The window to use the tag opened Monday, and the team must decide by March 2.
"Right now we're probably leaning that way," Jones said of using the tag on Bryant, who is an unrestricted free agent. "But that doesn't mean it won't change."
Because the NFL has not set the 2015 salary cap, the Cowboys do not know how much the tag will be or how much room they will have to spend. In all likelihood, the tag will be somewhere around $13 million for wide receivers.
"We'll probably wait 'til the midnight hour to make that decision," Jones said in a break between competition committee meetings at the NFL scouting combine.

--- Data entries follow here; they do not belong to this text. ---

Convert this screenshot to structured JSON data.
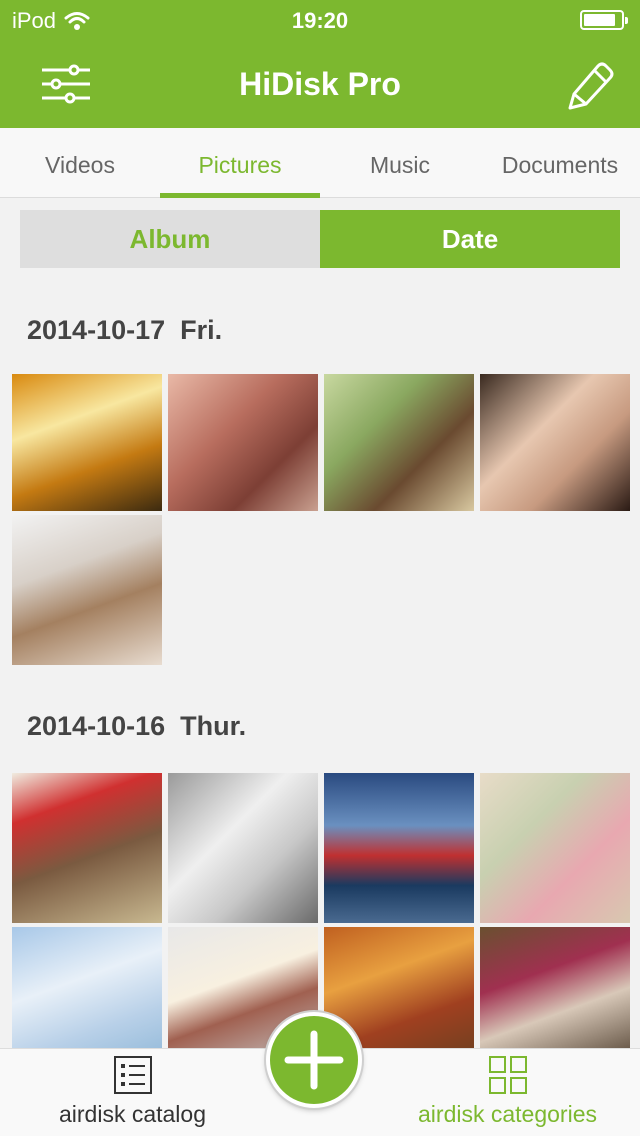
{
  "status": {
    "carrier": "iPod",
    "time": "19:20",
    "battery_level": 0.85
  },
  "header": {
    "title": "HiDisk Pro",
    "left_icon": "settings-sliders-icon",
    "right_icon": "pencil-edit-icon"
  },
  "tabs": [
    {
      "label": "Videos",
      "active": false
    },
    {
      "label": "Pictures",
      "active": true
    },
    {
      "label": "Music",
      "active": false
    },
    {
      "label": "Documents",
      "active": false
    }
  ],
  "segment": {
    "album": "Album",
    "date": "Date",
    "selected": "Date"
  },
  "groups": [
    {
      "date": "2014-10-17  Fri.",
      "photos": [
        {
          "bg": "linear-gradient(160deg,#d98a10 0%,#f8e7a0 35%,#c47a12 65%,#3c2a10 100%)"
        },
        {
          "bg": "linear-gradient(135deg,#e9b9a7 0%,#b86d5e 40%,#7d3f35 70%,#c9a090 100%)"
        },
        {
          "bg": "linear-gradient(135deg,#c8d8a0 0%,#8aa860 35%,#6a4a30 65%,#d8c8a0 100%)"
        },
        {
          "bg": "linear-gradient(135deg,#3a2a20 0%,#e7c7b0 40%,#c79a80 65%,#2a1a14 100%)"
        },
        {
          "bg": "linear-gradient(160deg,#f2f2f2 0%,#d8d0c8 35%,#a48060 60%,#e8dcd0 100%)"
        }
      ]
    },
    {
      "date": "2014-10-16  Thur.",
      "photos": [
        {
          "bg": "linear-gradient(160deg,#f0ece0 0%,#d03030 25%,#7a5a40 55%,#c8b890 100%)"
        },
        {
          "bg": "linear-gradient(135deg,#9a9a9a 0%,#efefef 40%,#c8c8c8 65%,#6a6a6a 100%)"
        },
        {
          "bg": "linear-gradient(180deg,#2a4a80 0%,#6a90c0 35%,#c03030 55%,#1a3a60 75%,#4a6a90 100%)"
        },
        {
          "bg": "linear-gradient(135deg,#e8dcc8 0%,#c8d0b0 35%,#e8a8b0 65%,#d8c8b0 100%)"
        },
        {
          "bg": "linear-gradient(160deg,#a8c8e8 0%,#e8f0f8 40%,#b8d0e8 70%,#90b8d8 100%)"
        },
        {
          "bg": "linear-gradient(160deg,#e8e8e8 0%,#f8f0e0 40%,#a06050 60%,#c8c8c8 100%)"
        },
        {
          "bg": "linear-gradient(160deg,#c06020 0%,#e8a040 35%,#a04020 65%,#6a4020 100%)"
        },
        {
          "bg": "linear-gradient(160deg,#6a5030 0%,#a03050 35%,#d8c8b8 60%,#504030 100%)"
        }
      ]
    }
  ],
  "bottom": {
    "left_label": "airdisk catalog",
    "right_label": "airdisk categories",
    "center_icon": "add-plus-icon"
  },
  "colors": {
    "accent": "#7cb82f",
    "background": "#f2f2f2"
  }
}
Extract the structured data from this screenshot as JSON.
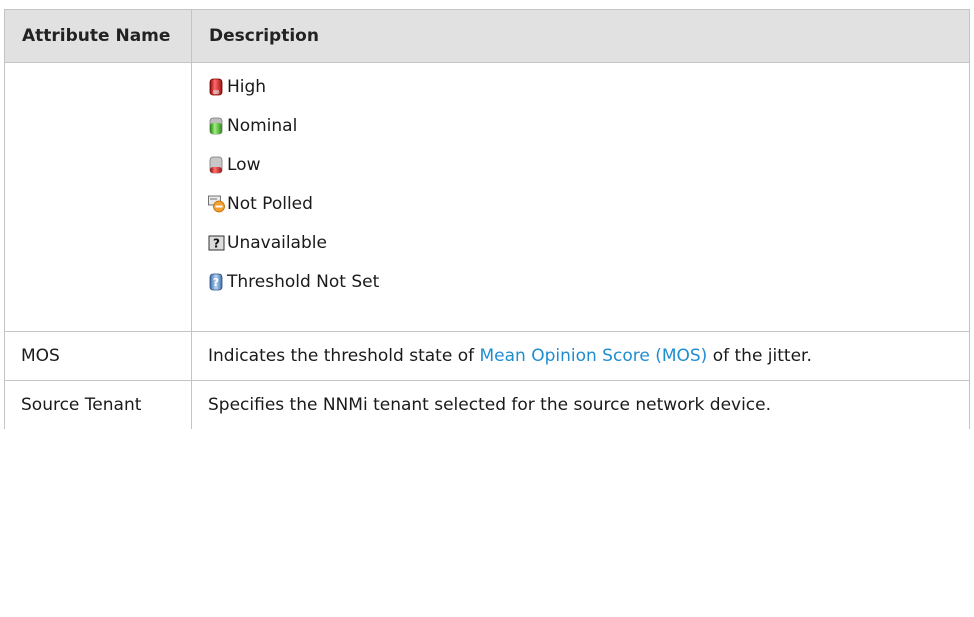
{
  "table": {
    "headers": {
      "col1": "Attribute Name",
      "col2": "Description"
    },
    "status_items": [
      {
        "icon": "threshold-high-icon",
        "label": "High"
      },
      {
        "icon": "threshold-nominal-icon",
        "label": "Nominal"
      },
      {
        "icon": "threshold-low-icon",
        "label": "Low"
      },
      {
        "icon": "not-polled-icon",
        "label": "Not Polled"
      },
      {
        "icon": "unavailable-icon",
        "label": "Unavailable"
      },
      {
        "icon": "threshold-not-set-icon",
        "label": "Threshold Not Set"
      }
    ],
    "rows": [
      {
        "name": "MOS",
        "desc_before": "Indicates the threshold state of ",
        "desc_link": "Mean Opinion Score (MOS)",
        "desc_after": " of the jitter."
      },
      {
        "name": "Source Tenant",
        "desc": "Specifies the NNMi tenant selected for the source network device."
      }
    ]
  },
  "colors": {
    "header_bg": "#e1e1e1",
    "border": "#c4c4c4",
    "link": "#1f8ed0"
  }
}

Jones said the Cowboys have set up talks during the week with the agents for a number of their free agents-to-be, but nothing concrete has been set up with Kim Miale of Roc Nation and Tom Condon of CAA, who represent Bryant.

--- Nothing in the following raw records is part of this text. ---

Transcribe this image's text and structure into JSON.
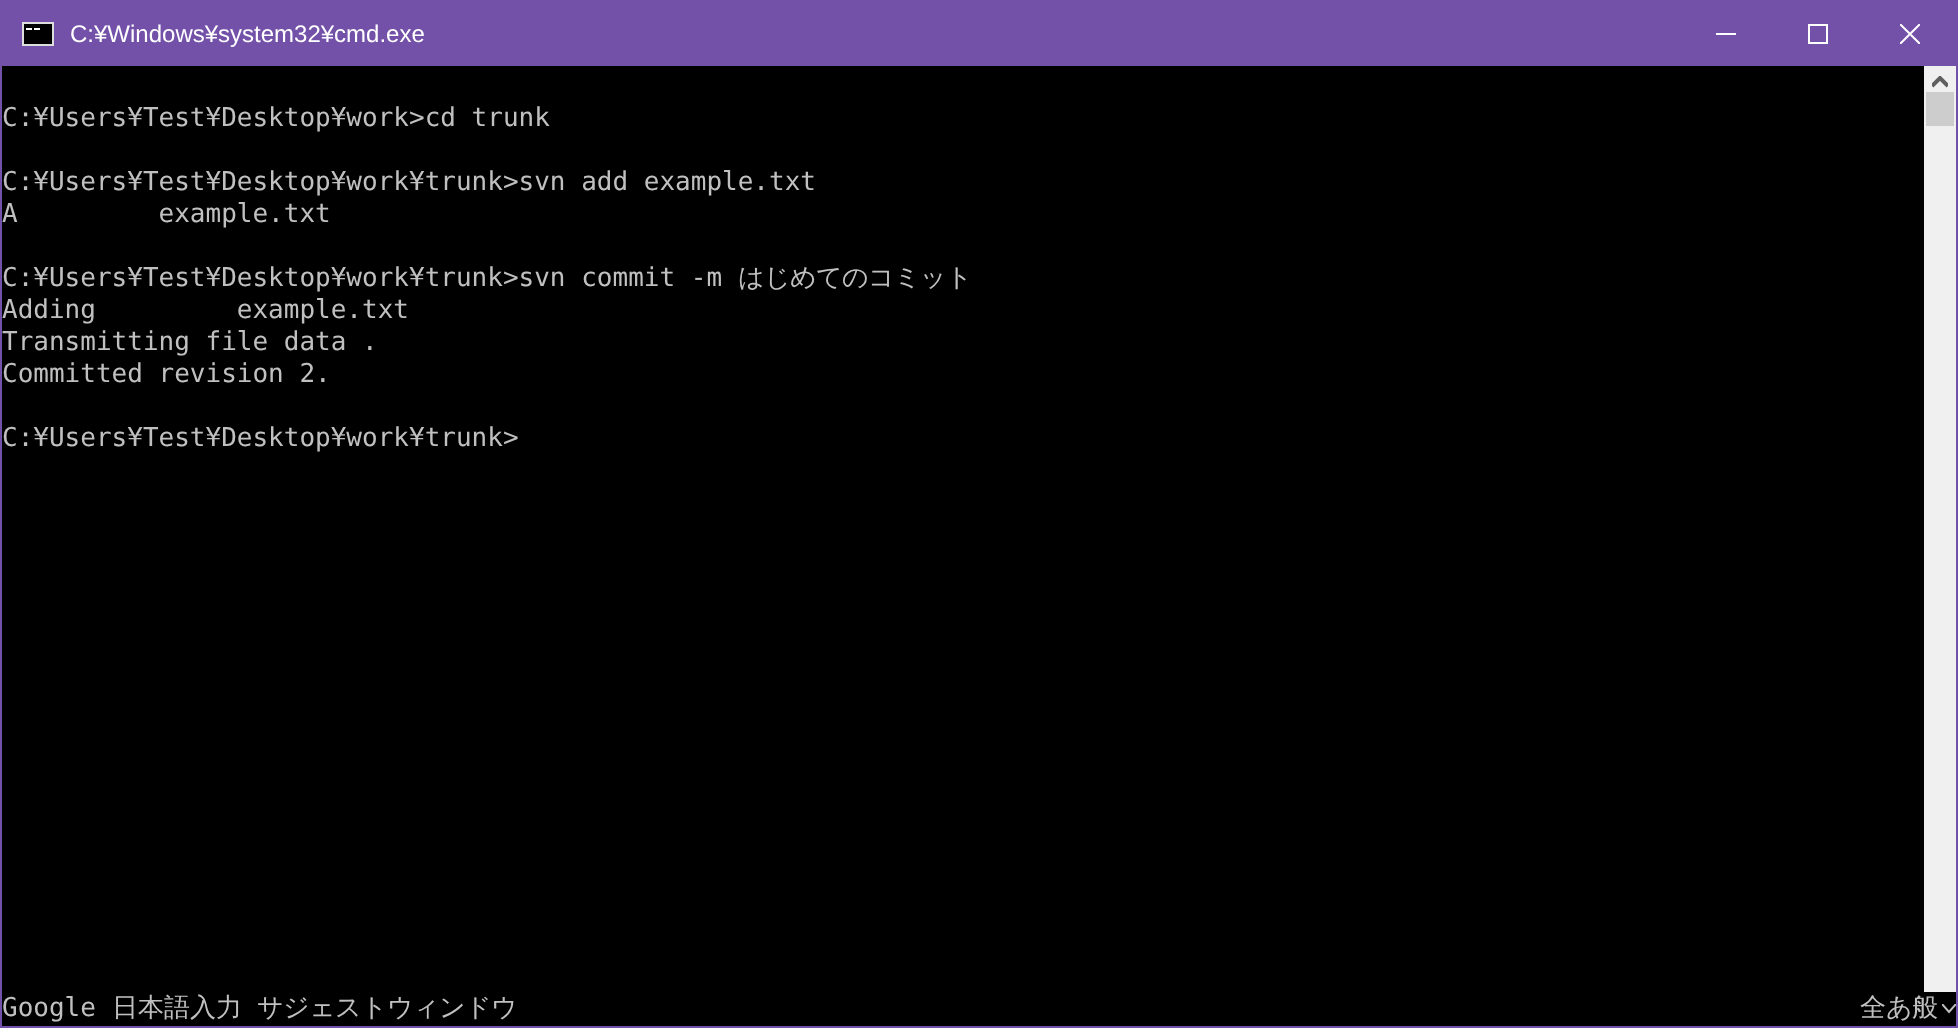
{
  "window": {
    "title": "C:¥Windows¥system32¥cmd.exe"
  },
  "console": {
    "blocks": [
      [
        "C:¥Users¥Test¥Desktop¥work>cd trunk"
      ],
      [
        "C:¥Users¥Test¥Desktop¥work¥trunk>svn add example.txt",
        "A         example.txt"
      ],
      [
        "C:¥Users¥Test¥Desktop¥work¥trunk>svn commit -m はじめてのコミット",
        "Adding         example.txt",
        "Transmitting file data .",
        "Committed revision 2."
      ],
      [
        "C:¥Users¥Test¥Desktop¥work¥trunk>"
      ]
    ]
  },
  "ime_bar": {
    "label": "Google 日本語入力 サジェストウィンドウ",
    "mode": "全あ般"
  }
}
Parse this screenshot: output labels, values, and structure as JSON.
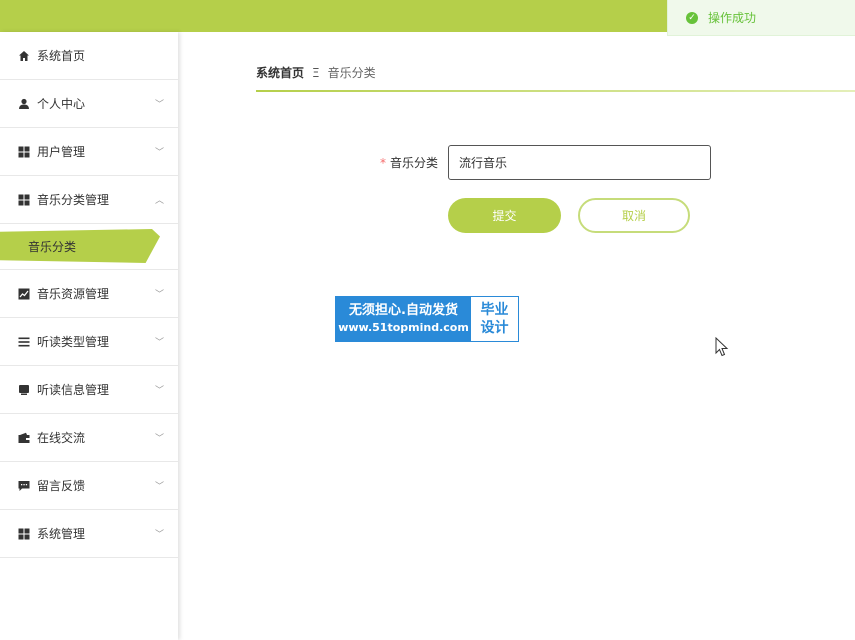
{
  "toast": {
    "text": "操作成功"
  },
  "sidebar": {
    "items": [
      {
        "label": "系统首页",
        "icon": "home-icon",
        "expandable": false
      },
      {
        "label": "个人中心",
        "icon": "user-icon",
        "expandable": true
      },
      {
        "label": "用户管理",
        "icon": "grid-icon",
        "expandable": true
      },
      {
        "label": "音乐分类管理",
        "icon": "grid-icon",
        "expandable": true,
        "expanded": true
      },
      {
        "label": "音乐资源管理",
        "icon": "trend-chart-icon",
        "expandable": true
      },
      {
        "label": "听读类型管理",
        "icon": "list-icon",
        "expandable": true
      },
      {
        "label": "听读信息管理",
        "icon": "monitor-icon",
        "expandable": true
      },
      {
        "label": "在线交流",
        "icon": "wallet-icon",
        "expandable": true
      },
      {
        "label": "留言反馈",
        "icon": "message-icon",
        "expandable": true
      },
      {
        "label": "系统管理",
        "icon": "grid-icon",
        "expandable": true
      }
    ],
    "sub_item": {
      "label": "音乐分类"
    }
  },
  "breadcrumb": {
    "home": "系统首页",
    "separator": "Ξ",
    "current": "音乐分类"
  },
  "form": {
    "label": "音乐分类",
    "required_mark": "*",
    "value": "流行音乐",
    "submit_label": "提交",
    "cancel_label": "取消"
  },
  "watermark": {
    "line1": "无须担心.自动发货",
    "url": "www.51topmind.com",
    "right1": "毕业",
    "right2": "设计"
  },
  "colors": {
    "accent": "#b5cf4a",
    "success": "#67c23a",
    "watermark": "#2a8ad8"
  }
}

Bryant changed agents in the middle of last season. Jones said the Cowboys had "extensive" talks with Bryant's former agent, Eugene Parker, but would not say they were ever close to an agreement on a multiyear contract. Jones said the team has had a "visit or two" with Condon, "but I wouldn't say it was anything that [was] very detailed."

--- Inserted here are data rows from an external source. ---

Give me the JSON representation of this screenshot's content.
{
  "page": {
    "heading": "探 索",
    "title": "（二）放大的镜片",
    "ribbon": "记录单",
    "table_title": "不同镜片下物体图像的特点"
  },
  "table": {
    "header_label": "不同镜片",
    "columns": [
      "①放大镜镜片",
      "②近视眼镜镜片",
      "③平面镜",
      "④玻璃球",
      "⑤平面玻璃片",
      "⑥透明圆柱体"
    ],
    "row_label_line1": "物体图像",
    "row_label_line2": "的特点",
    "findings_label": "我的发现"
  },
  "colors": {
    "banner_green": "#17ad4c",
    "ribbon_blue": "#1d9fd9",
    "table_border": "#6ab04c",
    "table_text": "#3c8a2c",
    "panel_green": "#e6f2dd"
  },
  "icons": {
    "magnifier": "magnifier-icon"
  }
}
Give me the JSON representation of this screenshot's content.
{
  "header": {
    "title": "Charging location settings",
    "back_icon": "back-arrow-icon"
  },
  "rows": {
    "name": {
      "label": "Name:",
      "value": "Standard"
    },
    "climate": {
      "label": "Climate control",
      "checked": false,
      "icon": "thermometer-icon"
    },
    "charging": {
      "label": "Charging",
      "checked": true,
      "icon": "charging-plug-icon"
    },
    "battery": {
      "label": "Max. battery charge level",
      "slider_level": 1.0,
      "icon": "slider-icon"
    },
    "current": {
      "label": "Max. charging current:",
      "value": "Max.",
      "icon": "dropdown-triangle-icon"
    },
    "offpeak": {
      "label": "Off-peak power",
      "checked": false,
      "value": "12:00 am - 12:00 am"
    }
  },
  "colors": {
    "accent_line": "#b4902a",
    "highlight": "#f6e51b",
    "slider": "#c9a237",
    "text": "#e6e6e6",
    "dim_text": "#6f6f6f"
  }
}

During the season, Bryant said he would be "highly disappointed" if the Cowboys used the franchise tag on him.
Jones said the team is not worried about Bryant's reaction if it designates him as its franchise player.
"I think Dez will be a pro and he'll play," Jones said.
On Tuesday, Bryant responded to a fan on Twitter and implied he is uncertain whether the Cowboys are as dedicated to him as he is to the team.
— Dez Bryant (@DezBryant) February 17, 2015
"Well, he's not feeling the right vibes then," Jones said in reaction to Bryant's tweet. "We feel strongly about him. We worked hard to do a long-term deal with him, and we'll continue to work hard at it. If we don't get one, then [the franchise tag] just shows him how much we care about him [that] we don't want to expose him."
The Cowboys last used the tag on defensive end/outside linebacker Anthony Spencer in 2013. It was the second straight year the Cowboys tagged Spencer, and he made $19.4 million over the two years.
"Those things cut both ways," Jones said earlier in the day. "The franchise tags pay the guys a lot of money. That's why I don't think you see many of them sitting out because it's hard to pass up guaranteed money, the type of money that these guys get when they sign their franchise tag. Of course, the second they sign it, it's guaranteed, so it's not terrible for these guys to play under the franchise."
Players, however, want long-term deals with bigger guaranteed amounts than just a one-year offer.
Bryant caught 88 passes for 1,320 yards and set a team record with 16 touchdown catches in 2014.
If the Cowboys tag Bryant, they would have until July 15 to sign him to a long-term deal. If an agreement is not reached, he would have to play the season on the tag.
"Leave all options open," Jones said.